§ ACTIVITY: How many of the lines below have "subject" in them? Say the number and nothing more.
= Beginning of Section =
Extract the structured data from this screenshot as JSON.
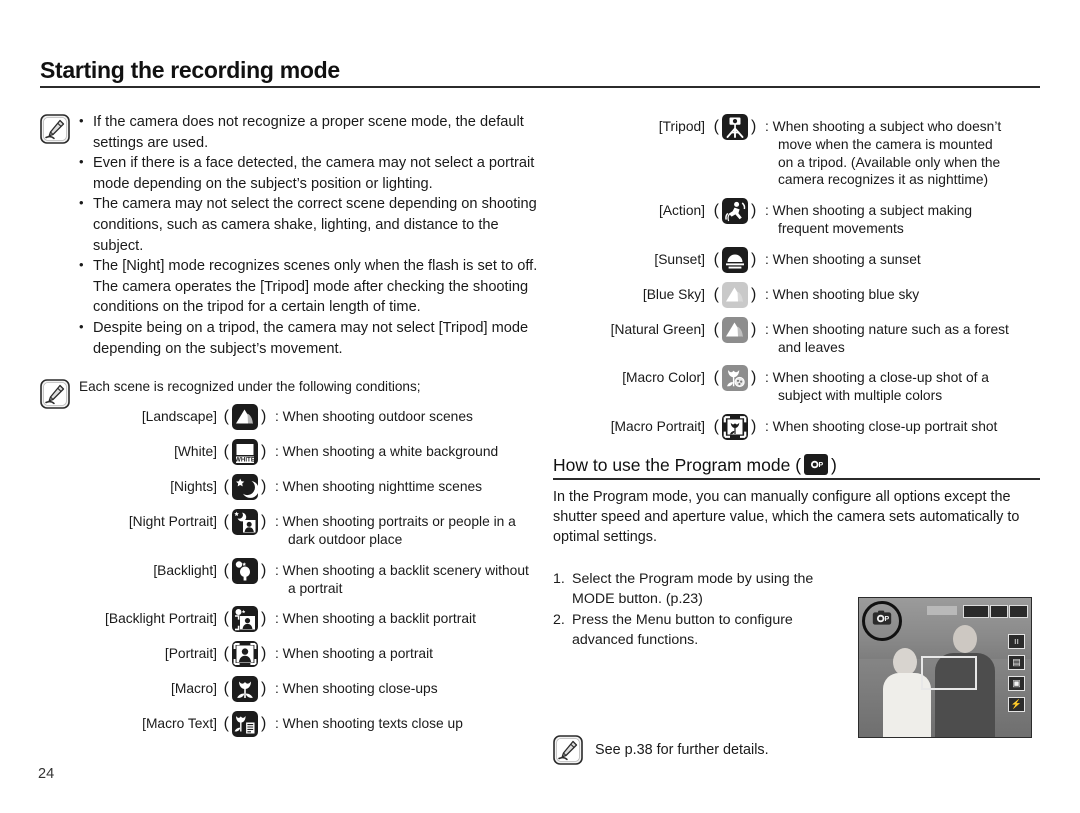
{
  "page": {
    "title": "Starting the recording mode",
    "number": "24"
  },
  "notes_top": {
    "icon": "note-pencil-icon",
    "bullets": [
      "If the camera does not recognize a proper scene mode, the default settings are used.",
      "Even if there is a face detected, the camera may not select a portrait mode depending on the subject’s position or lighting.",
      "The camera may not select the correct scene depending on shooting conditions, such as camera shake, lighting, and distance to the subject.",
      "The [Night] mode recognizes scenes only when the flash is set to off. The camera operates the [Tripod] mode after checking the shooting conditions on the tripod for a certain length of time.",
      "Despite being on a tripod, the camera may not select [Tripod] mode depending on the subject’s movement."
    ]
  },
  "scene_note": {
    "icon": "note-pencil-icon",
    "lead": "Each scene is recognized under the following conditions;"
  },
  "scenes_left": [
    {
      "label": "[Landscape]",
      "icon": "landscape-mountain-icon",
      "desc": "When shooting outdoor scenes",
      "desc2": ""
    },
    {
      "label": "[White]",
      "icon": "white-background-icon",
      "desc": "When shooting a white background",
      "desc2": ""
    },
    {
      "label": "[Nights]",
      "icon": "night-moon-star-icon",
      "desc": "When shooting nighttime scenes",
      "desc2": ""
    },
    {
      "label": "[Night Portrait]",
      "icon": "night-portrait-icon",
      "desc": "When shooting portraits or people in a",
      "desc2": "dark outdoor place"
    },
    {
      "label": "[Backlight]",
      "icon": "backlight-icon",
      "desc": "When shooting a backlit scenery without",
      "desc2": "a portrait"
    },
    {
      "label": "[Backlight Portrait]",
      "icon": "backlight-portrait-icon",
      "desc": "When shooting a backlit portrait",
      "desc2": ""
    },
    {
      "label": "[Portrait]",
      "icon": "portrait-icon",
      "desc": "When shooting a portrait",
      "desc2": ""
    },
    {
      "label": "[Macro]",
      "icon": "macro-flower-icon",
      "desc": "When shooting close-ups",
      "desc2": ""
    },
    {
      "label": "[Macro Text]",
      "icon": "macro-text-icon",
      "desc": "When shooting texts close up",
      "desc2": ""
    }
  ],
  "scenes_right": [
    {
      "label": "[Tripod]",
      "icon": "tripod-icon",
      "desc": "When shooting a subject who doesn’t",
      "desc2": "move when the camera is mounted",
      "desc3": "on a tripod. (Available only when the",
      "desc4": "camera recognizes it as nighttime)"
    },
    {
      "label": "[Action]",
      "icon": "action-running-icon",
      "desc": "When shooting a subject making",
      "desc2": "frequent movements"
    },
    {
      "label": "[Sunset]",
      "icon": "sunset-icon",
      "desc": "When shooting a sunset",
      "desc2": ""
    },
    {
      "label": "[Blue Sky]",
      "icon": "blue-sky-icon",
      "desc": "When shooting blue sky",
      "desc2": ""
    },
    {
      "label": "[Natural Green]",
      "icon": "natural-green-icon",
      "desc": "When shooting nature such as a forest",
      "desc2": "and leaves"
    },
    {
      "label": "[Macro Color]",
      "icon": "macro-color-icon",
      "desc": "When shooting a close-up shot of a",
      "desc2": "subject with multiple colors"
    },
    {
      "label": "[Macro Portrait]",
      "icon": "macro-portrait-icon",
      "desc": "When shooting close-up portrait shot",
      "desc2": ""
    }
  ],
  "program": {
    "heading_prefix": "How to use the Program mode (",
    "heading_suffix": ")",
    "heading_icon": "program-mode-camera-icon",
    "paragraph": "In the Program mode, you can manually configure all options except the shutter speed and aperture value, which the camera sets automatically to optimal settings.",
    "steps": [
      {
        "num": "1.",
        "text": "Select the Program mode by using the MODE button. (p.23)"
      },
      {
        "num": "2.",
        "text": "Press the Menu button to configure advanced functions."
      }
    ]
  },
  "see_note": {
    "icon": "note-pencil-icon",
    "text": "See p.38 for further details."
  },
  "lcd": {
    "mode_icon": "program-mode-camera-icon",
    "right_icons": [
      "iso-icon",
      "metering-icon",
      "focus-area-icon",
      "flash-icon"
    ],
    "focus_frame": "af-focus-frame"
  },
  "colors": {
    "ink": "#1a1a1a",
    "rule": "#2b2b2b",
    "icon_dark": "#1c1c1c",
    "icon_light": "#c9c9c9",
    "icon_mid": "#8d8d8d"
  }
}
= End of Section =
§ SOLUTION TO THIS TASK: 6